◆ **Dataset records**:
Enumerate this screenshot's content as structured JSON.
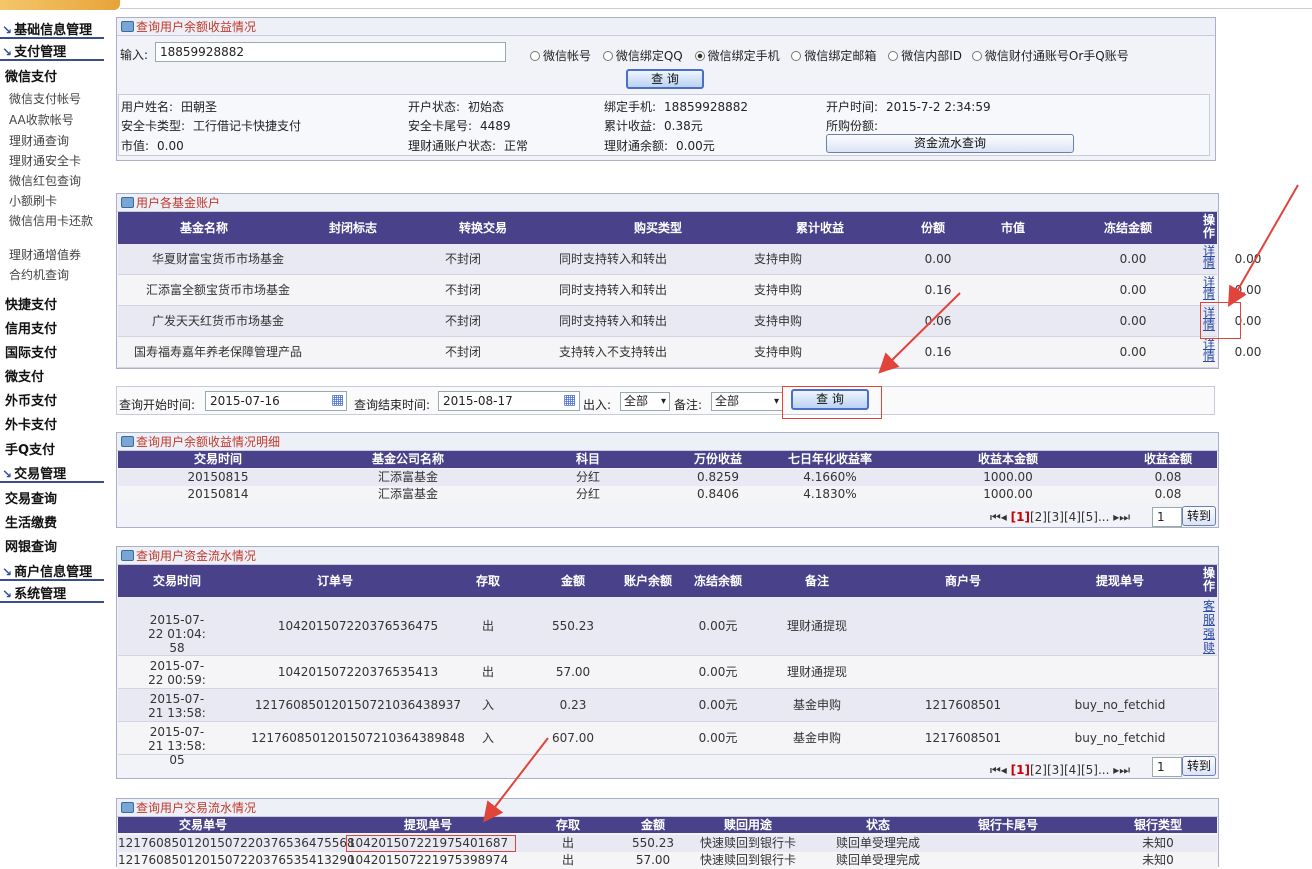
{
  "sidebar": {
    "heads": [
      "基础信息管理",
      "支付管理",
      "交易管理",
      "商户信息管理",
      "系统管理"
    ],
    "weixin_pay": "微信支付",
    "weixin_items": [
      "微信支付帐号",
      "AA收款帐号",
      "理财通查询",
      "理财通安全卡",
      "微信红包查询",
      "小额刷卡",
      "微信信用卡还款",
      "理财通增值券",
      "合约机查询"
    ],
    "pay_items": [
      "快捷支付",
      "信用支付",
      "国际支付",
      "微支付",
      "外币支付",
      "外卡支付",
      "手Q支付"
    ],
    "trade_items": [
      "交易查询",
      "生活缴费",
      "网银查询"
    ]
  },
  "panel1": {
    "title": "查询用户余额收益情况",
    "input_label": "输入:",
    "input_value": "18859928882",
    "radios": [
      "微信帐号",
      "微信绑定QQ",
      "微信绑定手机",
      "微信绑定邮箱",
      "微信内部ID",
      "微信财付通账号Or手Q账号"
    ],
    "selected_radio": "微信绑定手机",
    "query_btn": "查 询",
    "info": [
      [
        "用户姓名:",
        "田朝圣",
        "开户状态:",
        "初始态",
        "绑定手机:",
        "18859928882",
        "开户时间:",
        "2015-7-2 2:34:59"
      ],
      [
        "安全卡类型:",
        "工行借记卡快捷支付",
        "安全卡尾号:",
        "4489",
        "累计收益:",
        "0.38元",
        "所购份额:",
        ""
      ],
      [
        "市值:",
        "0.00",
        "理财通账户状态:",
        "正常",
        "理财通余额:",
        "0.00元",
        "",
        ""
      ]
    ],
    "flow_btn": "资金流水查询"
  },
  "panel2": {
    "title": "用户各基金账户",
    "headers": [
      "基金名称",
      "封闭标志",
      "转换交易",
      "购买类型",
      "累计收益",
      "份额",
      "市值",
      "冻结金额",
      "操作"
    ],
    "rows": [
      [
        "华夏财富宝货币市场基金",
        "不封闭",
        "同时支持转入和转出",
        "支持申购",
        "0.00",
        "",
        "0.00",
        "0.00",
        "详情"
      ],
      [
        "汇添富全额宝货币市场基金",
        "不封闭",
        "同时支持转入和转出",
        "支持申购",
        "0.16",
        "",
        "0.00",
        "0.00",
        "详情"
      ],
      [
        "广发天天红货币市场基金",
        "不封闭",
        "同时支持转入和转出",
        "支持申购",
        "0.06",
        "",
        "0.00",
        "0.00",
        "详情"
      ],
      [
        "国寿福寿嘉年养老保障管理产品",
        "不封闭",
        "支持转入不支持转出",
        "支持申购",
        "0.16",
        "",
        "0.00",
        "0.00",
        "详情"
      ]
    ]
  },
  "search": {
    "start_label": "查询开始时间:",
    "start": "2015-07-16",
    "end_label": "查询结束时间:",
    "end": "2015-08-17",
    "inout_label": "出入:",
    "inout": "全部",
    "note_label": "备注:",
    "note": "全部",
    "query_btn": "查 询"
  },
  "panel3": {
    "title": "查询用户余额收益情况明细",
    "headers": [
      "交易时间",
      "基金公司名称",
      "科目",
      "万份收益",
      "七日年化收益率",
      "收益本金额",
      "收益金额"
    ],
    "rows": [
      [
        "20150815",
        "汇添富基金",
        "分红",
        "0.8259",
        "4.1660%",
        "1000.00",
        "0.08"
      ],
      [
        "20150814",
        "汇添富基金",
        "分红",
        "0.8406",
        "4.1830%",
        "1000.00",
        "0.08"
      ]
    ],
    "pager": {
      "current": "[1]",
      "pages": "[2][3][4][5]...",
      "goto_value": "1",
      "goto_btn": "转到"
    }
  },
  "panel4": {
    "title": "查询用户资金流水情况",
    "headers": [
      "交易时间",
      "订单号",
      "存取",
      "金额",
      "账户余额",
      "冻结余额",
      "备注",
      "商户号",
      "提现单号",
      "操作"
    ],
    "rows": [
      [
        "2015-07-22 01:04:58",
        "104201507220376536475",
        "出",
        "550.23",
        "",
        "0.00元",
        "理财通提现",
        "",
        "",
        "客服强赎"
      ],
      [
        "2015-07-22 00:59:17",
        "104201507220376535413",
        "出",
        "57.00",
        "",
        "0.00元",
        "理财通提现",
        "",
        "",
        ""
      ],
      [
        "2015-07-21 13:58:05",
        "121760850120150721036438937",
        "入",
        "0.23",
        "",
        "0.00元",
        "基金申购",
        "1217608501",
        "buy_no_fetchid",
        ""
      ],
      [
        "2015-07-21 13:58:05",
        "121760850120150721036438984​8",
        "入",
        "607.00",
        "",
        "0.00元",
        "基金申购",
        "1217608501",
        "buy_no_fetchid",
        ""
      ]
    ],
    "pager": {
      "current": "[1]",
      "pages": "[2][3][4][5]...",
      "goto_value": "1",
      "goto_btn": "转到"
    }
  },
  "panel5": {
    "title": "查询用户交易流水情况",
    "headers": [
      "交易单号",
      "提现单号",
      "存取",
      "金额",
      "赎回用途",
      "状态",
      "银行卡尾号",
      "银行类型"
    ],
    "rows": [
      [
        "121760850120150722037653647556​8",
        "104201507221975401687",
        "出",
        "550.23",
        "快速赎回到银行卡",
        "赎回单受理完成",
        "",
        "未知0"
      ],
      [
        "121760850120150722037653541329​0",
        "104201507221975398974",
        "出",
        "57.00",
        "快速赎回到银行卡",
        "赎回单受理完成",
        "",
        "未知0"
      ]
    ]
  }
}
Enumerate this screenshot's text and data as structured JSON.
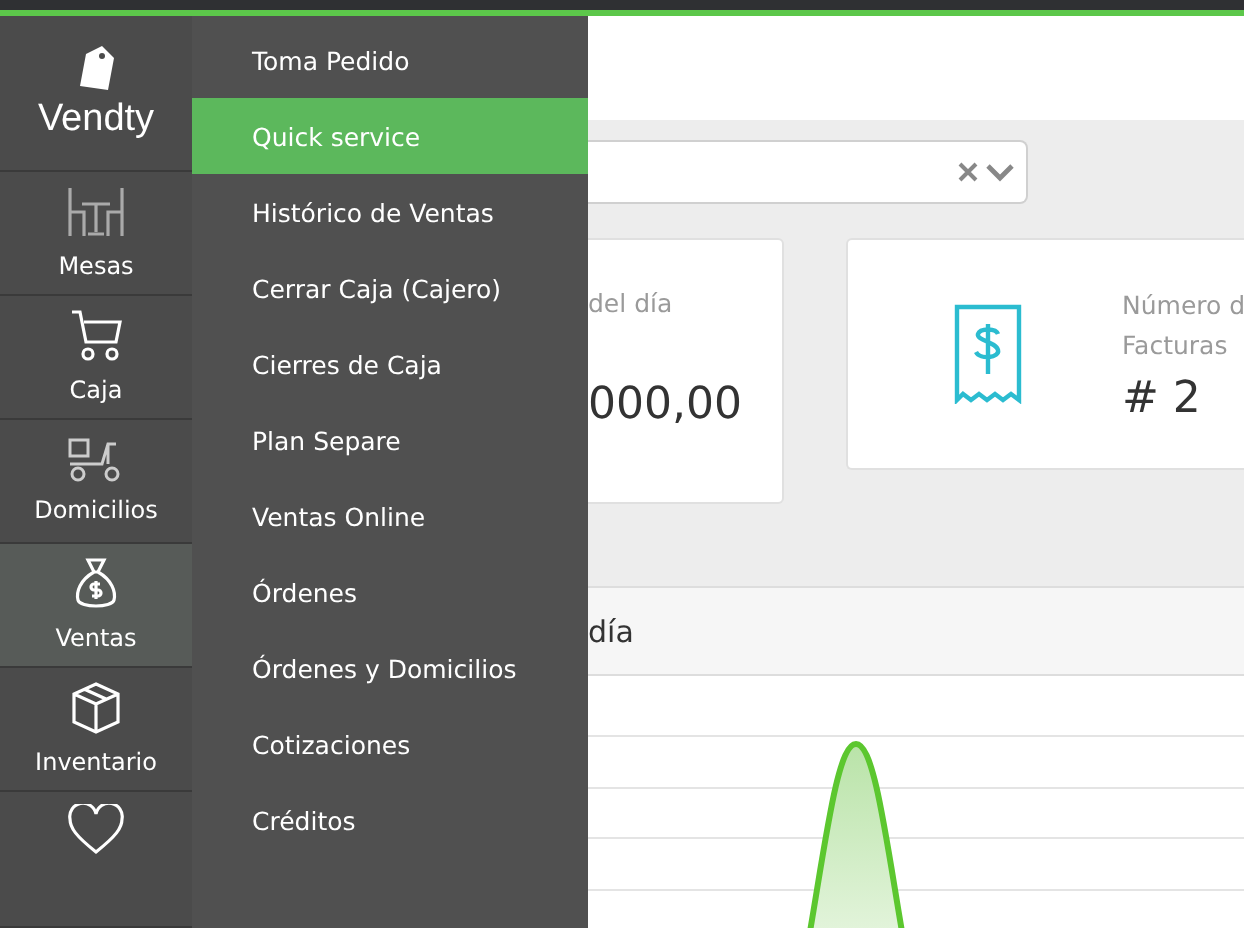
{
  "brand": "Vendty",
  "sidebar": {
    "items": [
      {
        "label": "Mesas",
        "selected": false
      },
      {
        "label": "Caja",
        "selected": false
      },
      {
        "label": "Domicilios",
        "selected": false
      },
      {
        "label": "Ventas",
        "selected": true
      },
      {
        "label": "Inventario",
        "selected": false
      }
    ]
  },
  "submenu": {
    "items": [
      {
        "label": "Toma Pedido",
        "selected": false
      },
      {
        "label": "Quick service",
        "selected": true
      },
      {
        "label": "Histórico de Ventas",
        "selected": false
      },
      {
        "label": "Cerrar Caja (Cajero)",
        "selected": false
      },
      {
        "label": "Cierres de Caja",
        "selected": false
      },
      {
        "label": "Plan Separe",
        "selected": false
      },
      {
        "label": "Ventas Online",
        "selected": false
      },
      {
        "label": "Órdenes",
        "selected": false
      },
      {
        "label": "Órdenes y Domicilios",
        "selected": false
      },
      {
        "label": "Cotizaciones",
        "selected": false
      },
      {
        "label": "Créditos",
        "selected": false
      }
    ]
  },
  "cards": [
    {
      "label": "del día",
      "value": "000,00"
    },
    {
      "label": "Número d",
      "label_2": "Facturas",
      "value": "# 2"
    }
  ],
  "chart_section": {
    "title": "día"
  }
}
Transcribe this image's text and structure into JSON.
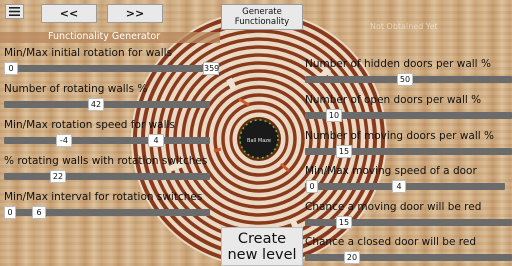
{
  "toolbar": {
    "menu_icon": "hamburger-icon",
    "prev_label": "<<",
    "next_label": ">>",
    "generate_label": "Generate Functionality"
  },
  "left_panel": {
    "title": "Functionality Generator",
    "settings": [
      {
        "label": "Min/Max initial rotation for walls",
        "values": [
          "0",
          "359"
        ]
      },
      {
        "label": "Number of rotating walls %",
        "values": [
          "42"
        ]
      },
      {
        "label": "Min/Max rotation speed for walls",
        "values": [
          "-4",
          "4"
        ]
      },
      {
        "label": "% rotating walls with rotation switches",
        "values": [
          "22"
        ]
      },
      {
        "label": "Min/Max interval for rotation switches",
        "values": [
          "0",
          "6"
        ]
      }
    ]
  },
  "right_panel": {
    "title": "Not Obtained Yet",
    "settings": [
      {
        "label": "Number of hidden doors per wall %",
        "values": [
          "50"
        ]
      },
      {
        "label": "Number of open doors per wall %",
        "values": [
          "10"
        ]
      },
      {
        "label": "Number of moving doors per wall %",
        "values": [
          "15"
        ]
      },
      {
        "label": "Min/Max moving speed of a door",
        "values": [
          "0",
          "4"
        ]
      },
      {
        "label": "Chance a moving door will be red",
        "values": [
          "15"
        ]
      },
      {
        "label": "Chance a closed door will be red",
        "values": [
          "20"
        ]
      }
    ]
  },
  "create_button": {
    "label_line1": "Create",
    "label_line2": "new level"
  },
  "maze_center_text": "Ball Maze",
  "colors": {
    "track": "#6b6b6b",
    "maze_ring": "#8a3a1c",
    "maze_ring_light": "#f1e4d4",
    "panel_header": "#b88a5e"
  }
}
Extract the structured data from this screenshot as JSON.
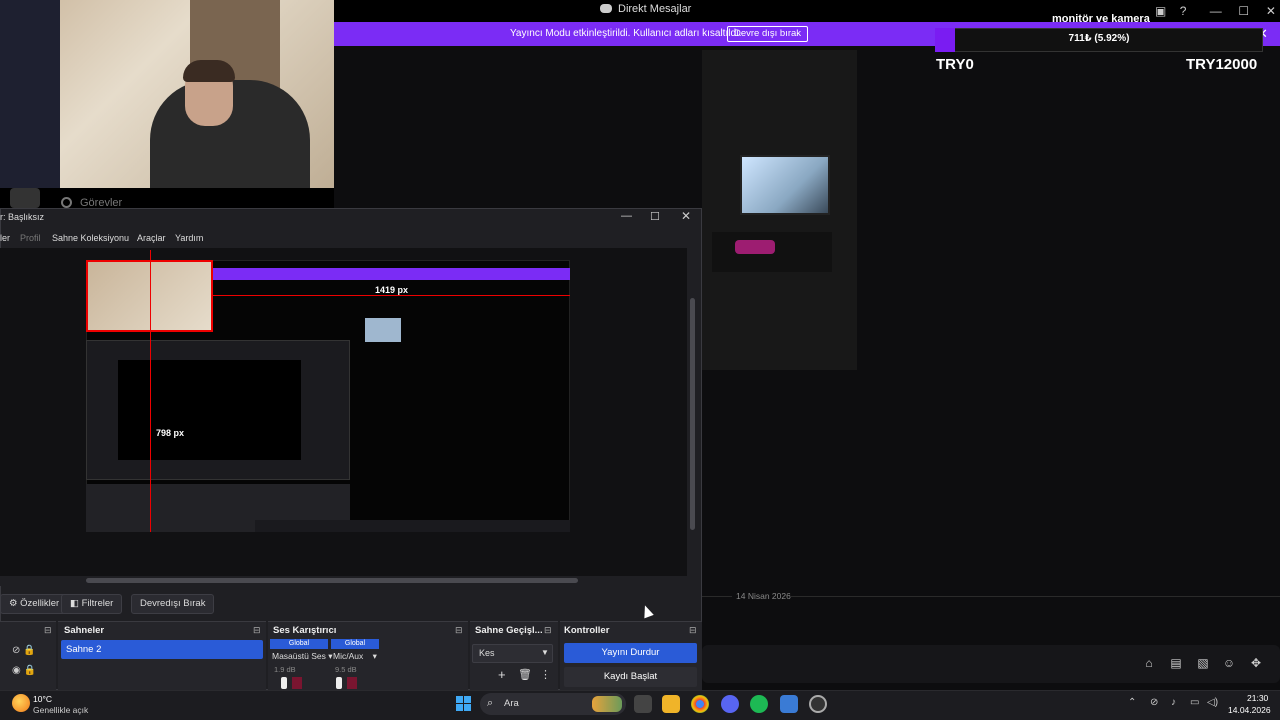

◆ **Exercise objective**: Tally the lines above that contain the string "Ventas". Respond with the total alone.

◆ **Written response**: 3